As for Abu Huraira, he also was not seen in Medina until after the battle of Khaybar in the seventh year of Hijra. He also came from Yemen.
As for Muawiya, the son of Abu Sufyan, he became Muslim in the eighth year of Hijra, so how could he narrate a hadith from the Prophet seven or eight years before he became Muslim?
Some of the hadeeth go back to Ibn Zubayr, who was also a young boy when the Prophet entered Medina.
Therefore, it is quite clear that all the narrators of this hadith were either not in Medina at the time, or they were young boys, so how can we possibly accept such a hadith? It is pretty convincing that the hadith was forged later on by Bani Umayya.
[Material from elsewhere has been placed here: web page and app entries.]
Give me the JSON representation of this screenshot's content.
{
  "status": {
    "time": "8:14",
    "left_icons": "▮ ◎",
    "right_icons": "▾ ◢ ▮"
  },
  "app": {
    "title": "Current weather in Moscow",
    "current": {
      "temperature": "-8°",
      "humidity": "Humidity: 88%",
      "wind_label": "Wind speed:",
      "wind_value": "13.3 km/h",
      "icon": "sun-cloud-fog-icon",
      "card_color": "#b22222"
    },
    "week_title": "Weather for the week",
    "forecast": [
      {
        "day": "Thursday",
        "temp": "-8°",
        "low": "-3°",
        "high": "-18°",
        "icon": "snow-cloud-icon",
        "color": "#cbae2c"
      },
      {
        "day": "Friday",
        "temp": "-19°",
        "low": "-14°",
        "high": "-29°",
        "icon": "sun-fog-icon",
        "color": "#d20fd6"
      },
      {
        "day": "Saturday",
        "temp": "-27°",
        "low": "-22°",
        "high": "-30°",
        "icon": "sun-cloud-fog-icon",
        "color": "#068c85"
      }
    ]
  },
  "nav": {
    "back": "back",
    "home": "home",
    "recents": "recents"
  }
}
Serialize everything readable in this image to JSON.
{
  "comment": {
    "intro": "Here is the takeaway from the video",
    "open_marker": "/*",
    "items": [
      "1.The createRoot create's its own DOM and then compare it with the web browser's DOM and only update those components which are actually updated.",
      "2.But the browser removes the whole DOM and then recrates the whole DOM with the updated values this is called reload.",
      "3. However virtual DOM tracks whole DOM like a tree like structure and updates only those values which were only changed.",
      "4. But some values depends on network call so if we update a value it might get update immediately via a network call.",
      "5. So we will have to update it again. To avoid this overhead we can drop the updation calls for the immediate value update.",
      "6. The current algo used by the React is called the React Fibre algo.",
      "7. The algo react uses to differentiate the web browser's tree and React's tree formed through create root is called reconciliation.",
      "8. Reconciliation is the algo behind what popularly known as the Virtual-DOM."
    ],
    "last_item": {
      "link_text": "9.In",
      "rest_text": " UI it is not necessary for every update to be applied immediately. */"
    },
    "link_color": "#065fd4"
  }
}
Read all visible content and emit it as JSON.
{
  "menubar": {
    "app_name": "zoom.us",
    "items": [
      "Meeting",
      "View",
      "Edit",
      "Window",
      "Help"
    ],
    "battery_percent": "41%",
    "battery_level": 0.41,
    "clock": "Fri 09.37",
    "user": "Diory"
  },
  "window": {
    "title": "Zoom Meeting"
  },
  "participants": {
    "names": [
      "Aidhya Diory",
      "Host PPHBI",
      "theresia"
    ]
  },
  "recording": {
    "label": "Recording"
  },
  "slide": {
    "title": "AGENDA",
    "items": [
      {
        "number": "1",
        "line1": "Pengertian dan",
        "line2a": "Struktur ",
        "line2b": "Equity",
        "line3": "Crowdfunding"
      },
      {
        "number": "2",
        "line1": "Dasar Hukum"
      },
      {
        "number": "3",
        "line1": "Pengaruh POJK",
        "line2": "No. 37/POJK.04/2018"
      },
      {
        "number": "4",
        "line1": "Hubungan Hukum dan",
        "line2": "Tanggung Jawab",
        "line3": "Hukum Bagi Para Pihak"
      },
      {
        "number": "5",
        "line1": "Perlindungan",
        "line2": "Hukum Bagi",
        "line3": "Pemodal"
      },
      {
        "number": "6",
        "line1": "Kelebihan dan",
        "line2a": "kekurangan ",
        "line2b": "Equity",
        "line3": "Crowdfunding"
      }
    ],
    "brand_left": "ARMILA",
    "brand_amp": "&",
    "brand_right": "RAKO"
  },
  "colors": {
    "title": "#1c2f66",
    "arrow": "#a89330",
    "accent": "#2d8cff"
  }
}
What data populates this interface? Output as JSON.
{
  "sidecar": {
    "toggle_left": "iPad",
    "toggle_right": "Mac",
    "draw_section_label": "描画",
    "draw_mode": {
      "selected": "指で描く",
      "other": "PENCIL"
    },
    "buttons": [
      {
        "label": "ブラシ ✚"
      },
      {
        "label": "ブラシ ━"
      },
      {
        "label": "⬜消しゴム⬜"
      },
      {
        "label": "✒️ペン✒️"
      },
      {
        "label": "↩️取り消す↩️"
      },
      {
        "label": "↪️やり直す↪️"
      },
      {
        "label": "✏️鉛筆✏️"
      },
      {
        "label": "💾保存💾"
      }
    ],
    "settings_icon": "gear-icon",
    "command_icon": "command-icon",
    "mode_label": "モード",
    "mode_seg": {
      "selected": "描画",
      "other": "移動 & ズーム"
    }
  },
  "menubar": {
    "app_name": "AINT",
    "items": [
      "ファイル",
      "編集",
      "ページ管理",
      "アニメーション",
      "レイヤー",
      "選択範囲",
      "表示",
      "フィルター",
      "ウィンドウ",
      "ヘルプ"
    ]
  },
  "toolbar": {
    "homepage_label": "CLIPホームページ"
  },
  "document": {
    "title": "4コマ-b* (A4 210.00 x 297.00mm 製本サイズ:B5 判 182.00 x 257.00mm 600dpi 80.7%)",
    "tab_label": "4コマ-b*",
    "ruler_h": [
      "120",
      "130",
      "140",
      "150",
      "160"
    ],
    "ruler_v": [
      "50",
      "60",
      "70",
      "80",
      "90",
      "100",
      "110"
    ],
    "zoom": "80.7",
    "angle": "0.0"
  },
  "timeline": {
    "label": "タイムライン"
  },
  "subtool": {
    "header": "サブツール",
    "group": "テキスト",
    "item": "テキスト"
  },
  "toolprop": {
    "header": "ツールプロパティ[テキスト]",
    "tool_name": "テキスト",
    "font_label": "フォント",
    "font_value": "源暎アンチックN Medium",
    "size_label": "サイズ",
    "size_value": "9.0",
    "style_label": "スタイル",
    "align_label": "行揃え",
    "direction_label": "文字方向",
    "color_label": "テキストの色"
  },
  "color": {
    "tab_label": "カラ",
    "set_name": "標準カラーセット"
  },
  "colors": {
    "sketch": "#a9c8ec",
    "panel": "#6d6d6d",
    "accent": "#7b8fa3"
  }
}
Second: Let’s look at the word “Ashura” which is mentioned in the hadith. According to Ibn Al-Atheer, there are two meanings to Ashura: an old meaning and a new meaning. The old meaning, which was during the Arab’s time and the Prophet’s time, meant the tenth day of any month. The new meaning surfaced after Imam Hussain was killed on the tenth of Muharram. After that, Ashura came to be known as the tenth of Muharram, but before that it was simply the tenth day of any month. So when the Prophet supposedly said this hadith, he just said Ashura, and he didn’t say the tenth day of which month. This demonstrates that the hadith was forged after the day of Ashura, and it slipped from the mind of the ones who forged it that before Ashura, the word had a different, more general meaning.

Third: Today, go to any Jew, even their scholars, and ask them: Do you have a fast on the day which God saved Moses, or a day which corresponds to the tenth of Muharram? They don’t, and they will tell you that even in the past they didn’t have such a fast. They fast on Yum Kippur, the day when Moses returned from Mt. Sinai and realized that his people were worshipping the calf. To expiate for their sin, they fasted, but they have no fast they day God saved them from the pharaoh. But the hadith in the books of Saheeh tells us that it was a tradition of the Jews, and they would all fast that day.

If you even look at the day the Jews fast, it never corresponded with the tenth of Muharram when the Prophet came to Medina. It corresponded with Muharram on the 28th year after Hijra.

Fourth: It seems the one who forged the hadith was not aware of how the Islamic Calendar originated. During the time of Umar, since Muslims wanted a set date to refer to, he created the Hijri calendar by seeking the advice of Imam Ali. So they decided to make the starting point the migration of the Prophet, and they made the first month Muharram. However, the Prophet entered Medina in Rabi-ul-Awwal, not in Muharram, and so the one who probably forged the hadith assumed that the Prophet entered Medina in Muharram because that is when the calendar starts. So the hadith tells us the Prophet when he first entered Medina he saw the Jews fasting on Ashura, but the Prophet didn’t enter Medina in Muharram, he did so in Rabu-ul-Awwal, ten months before Muharram! There’s a clear discrepancy here.

Fifth: The prophet knows more about the Shariah of previous Prophets such as Prophet Musa, and he doesn’t need the Jews to teach him that. The Prophet is also higher than copying what the Jews would do.

Sixth: How come there is so much emphasis on the fast of Ashura around the world? Thousands of speeches are dedicated to it, millions of pamphlets are distributed encouraging people to fast on Ashura, and so on. There are many other days throughout the year which are highly recommended to fast, such as the 27th of Rajab, but how come you don’t see a single pamphlet or speech encouraging it? This shows that this is a political thing, originally designed to focus the attention away from the Martyrdom of Imam Hussain, and to consider it a blessed day. I don’t know how anyone can stand on the Day of Judgment before Prophet Muhammad and consider the very day his grandson was slaughtered a blessed day.

Thus, based on these reasons we Shia have our reservations on the fast of Ashura. Banu Umayya were behind it, and considering it a blessed day is not an offence to us the Shia, but an offence to Prophet Muhammad, peace be upon him and his family.

-Syed Baqir Al Qazwini